** DATASET RECORDS follows **

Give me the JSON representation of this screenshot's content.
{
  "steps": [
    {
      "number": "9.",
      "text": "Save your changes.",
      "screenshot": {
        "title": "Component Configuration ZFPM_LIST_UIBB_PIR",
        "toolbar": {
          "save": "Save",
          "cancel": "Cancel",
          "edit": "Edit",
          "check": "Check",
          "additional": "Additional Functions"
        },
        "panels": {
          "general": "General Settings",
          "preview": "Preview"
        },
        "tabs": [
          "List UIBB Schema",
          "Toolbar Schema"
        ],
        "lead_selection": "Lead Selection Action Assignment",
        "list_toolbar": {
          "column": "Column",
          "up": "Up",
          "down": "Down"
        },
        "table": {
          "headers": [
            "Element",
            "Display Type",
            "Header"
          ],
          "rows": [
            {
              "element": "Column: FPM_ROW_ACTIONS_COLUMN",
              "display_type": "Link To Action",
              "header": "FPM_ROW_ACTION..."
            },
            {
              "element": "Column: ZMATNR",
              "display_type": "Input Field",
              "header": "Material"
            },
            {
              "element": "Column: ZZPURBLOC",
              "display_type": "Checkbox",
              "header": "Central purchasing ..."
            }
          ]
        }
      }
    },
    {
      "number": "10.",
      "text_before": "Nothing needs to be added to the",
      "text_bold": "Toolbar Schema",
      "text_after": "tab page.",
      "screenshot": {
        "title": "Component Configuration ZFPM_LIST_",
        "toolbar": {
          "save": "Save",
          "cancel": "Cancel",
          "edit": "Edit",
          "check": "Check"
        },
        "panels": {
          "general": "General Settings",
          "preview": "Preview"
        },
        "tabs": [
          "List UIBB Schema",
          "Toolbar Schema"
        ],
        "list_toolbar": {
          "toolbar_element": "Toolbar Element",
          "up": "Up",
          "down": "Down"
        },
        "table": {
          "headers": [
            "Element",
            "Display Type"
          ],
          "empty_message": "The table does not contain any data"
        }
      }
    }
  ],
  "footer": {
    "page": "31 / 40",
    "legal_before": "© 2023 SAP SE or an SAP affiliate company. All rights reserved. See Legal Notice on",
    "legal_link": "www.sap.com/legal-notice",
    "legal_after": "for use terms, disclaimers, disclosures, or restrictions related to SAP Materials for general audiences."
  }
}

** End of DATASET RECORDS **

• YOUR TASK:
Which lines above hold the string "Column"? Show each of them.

• COMPLETED EXERCISE:
          "column": "Column",
              "element": "Column: FPM_ROW_ACTIONS_COLUMN",
              "element": "Column: ZMATNR",
              "element": "Column: ZZPURBLOC",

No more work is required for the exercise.